Make an exact copy of the records, dropping all pictures.

Website and app data records
——

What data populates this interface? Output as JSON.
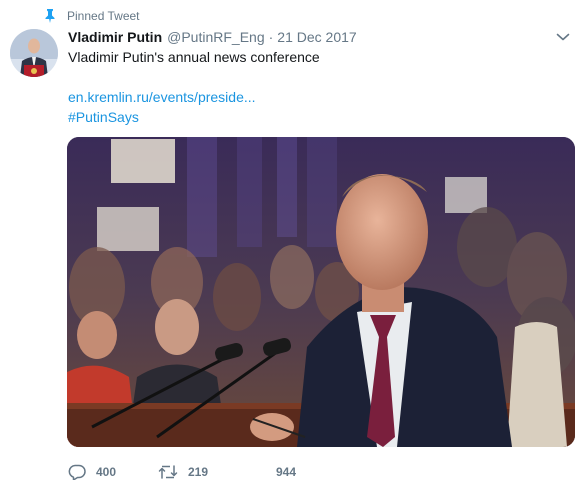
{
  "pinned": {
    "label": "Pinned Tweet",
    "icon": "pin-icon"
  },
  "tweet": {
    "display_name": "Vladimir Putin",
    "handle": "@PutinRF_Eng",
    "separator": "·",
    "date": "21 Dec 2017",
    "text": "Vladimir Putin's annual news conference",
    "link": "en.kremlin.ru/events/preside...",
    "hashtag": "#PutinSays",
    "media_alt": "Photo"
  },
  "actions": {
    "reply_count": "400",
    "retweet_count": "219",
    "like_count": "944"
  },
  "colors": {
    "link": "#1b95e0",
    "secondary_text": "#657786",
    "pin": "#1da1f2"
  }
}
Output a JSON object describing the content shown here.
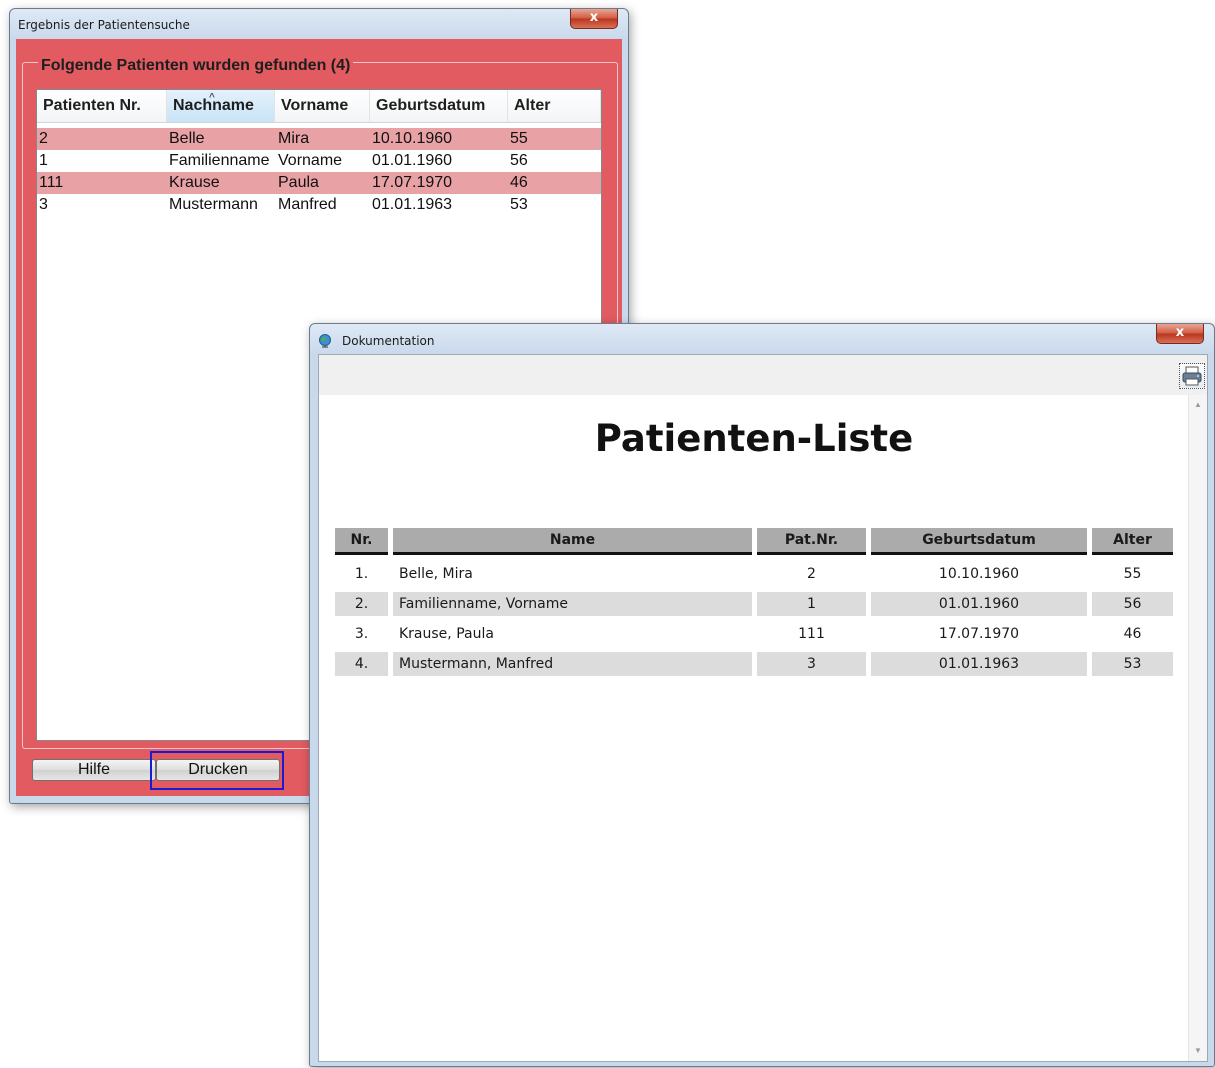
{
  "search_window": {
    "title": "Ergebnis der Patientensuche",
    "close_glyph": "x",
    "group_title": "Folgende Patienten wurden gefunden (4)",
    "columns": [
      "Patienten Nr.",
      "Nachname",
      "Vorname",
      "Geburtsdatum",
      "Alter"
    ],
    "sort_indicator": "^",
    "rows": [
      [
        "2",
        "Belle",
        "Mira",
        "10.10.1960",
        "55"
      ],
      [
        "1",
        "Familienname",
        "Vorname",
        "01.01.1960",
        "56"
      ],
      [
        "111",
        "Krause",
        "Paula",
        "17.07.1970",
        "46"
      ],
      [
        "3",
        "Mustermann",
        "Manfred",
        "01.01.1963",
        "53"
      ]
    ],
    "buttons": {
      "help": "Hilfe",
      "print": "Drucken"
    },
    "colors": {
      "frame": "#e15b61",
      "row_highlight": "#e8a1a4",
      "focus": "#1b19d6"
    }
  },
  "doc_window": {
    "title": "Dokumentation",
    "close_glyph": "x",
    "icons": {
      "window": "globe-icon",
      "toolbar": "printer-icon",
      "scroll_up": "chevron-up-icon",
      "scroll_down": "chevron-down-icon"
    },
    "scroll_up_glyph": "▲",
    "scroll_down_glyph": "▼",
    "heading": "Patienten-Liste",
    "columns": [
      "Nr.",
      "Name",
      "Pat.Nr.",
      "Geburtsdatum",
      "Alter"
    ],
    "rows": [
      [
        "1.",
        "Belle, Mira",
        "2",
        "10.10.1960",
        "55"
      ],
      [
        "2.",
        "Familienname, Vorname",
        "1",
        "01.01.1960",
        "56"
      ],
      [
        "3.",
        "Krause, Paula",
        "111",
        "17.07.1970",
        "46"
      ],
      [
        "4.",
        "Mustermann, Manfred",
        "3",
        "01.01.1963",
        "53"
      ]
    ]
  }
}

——

## Reply
What data populates this interface? Output as JSON.
{
  "pinned": {
    "label": "Pinned Tweet",
    "icon": "pin-icon"
  },
  "tweet": {
    "display_name": "Vladimir Putin",
    "handle": "@PutinRF_Eng",
    "separator": "·",
    "date": "21 Dec 2017",
    "text": "Vladimir Putin's annual news conference",
    "link": "en.kremlin.ru/events/preside...",
    "hashtag": "#PutinSays",
    "media_alt": "Photo"
  },
  "actions": {
    "reply_count": "400",
    "retweet_count": "219",
    "like_count": "944"
  },
  "colors": {
    "link": "#1b95e0",
    "secondary_text": "#657786",
    "pin": "#1da1f2"
  }
}
Output a JSON object describing the content shown here.
{
  "search_window": {
    "title": "Ergebnis der Patientensuche",
    "close_glyph": "x",
    "group_title": "Folgende Patienten wurden gefunden (4)",
    "columns": [
      "Patienten Nr.",
      "Nachname",
      "Vorname",
      "Geburtsdatum",
      "Alter"
    ],
    "sort_indicator": "^",
    "rows": [
      [
        "2",
        "Belle",
        "Mira",
        "10.10.1960",
        "55"
      ],
      [
        "1",
        "Familienname",
        "Vorname",
        "01.01.1960",
        "56"
      ],
      [
        "111",
        "Krause",
        "Paula",
        "17.07.1970",
        "46"
      ],
      [
        "3",
        "Mustermann",
        "Manfred",
        "01.01.1963",
        "53"
      ]
    ],
    "buttons": {
      "help": "Hilfe",
      "print": "Drucken"
    },
    "colors": {
      "frame": "#e15b61",
      "row_highlight": "#e8a1a4",
      "focus": "#1b19d6"
    }
  },
  "doc_window": {
    "title": "Dokumentation",
    "close_glyph": "x",
    "icons": {
      "window": "globe-icon",
      "toolbar": "printer-icon",
      "scroll_up": "chevron-up-icon",
      "scroll_down": "chevron-down-icon"
    },
    "scroll_up_glyph": "▲",
    "scroll_down_glyph": "▼",
    "heading": "Patienten-Liste",
    "columns": [
      "Nr.",
      "Name",
      "Pat.Nr.",
      "Geburtsdatum",
      "Alter"
    ],
    "rows": [
      [
        "1.",
        "Belle, Mira",
        "2",
        "10.10.1960",
        "55"
      ],
      [
        "2.",
        "Familienname, Vorname",
        "1",
        "01.01.1960",
        "56"
      ],
      [
        "3.",
        "Krause, Paula",
        "111",
        "17.07.1970",
        "46"
      ],
      [
        "4.",
        "Mustermann, Manfred",
        "3",
        "01.01.1963",
        "53"
      ]
    ]
  }
}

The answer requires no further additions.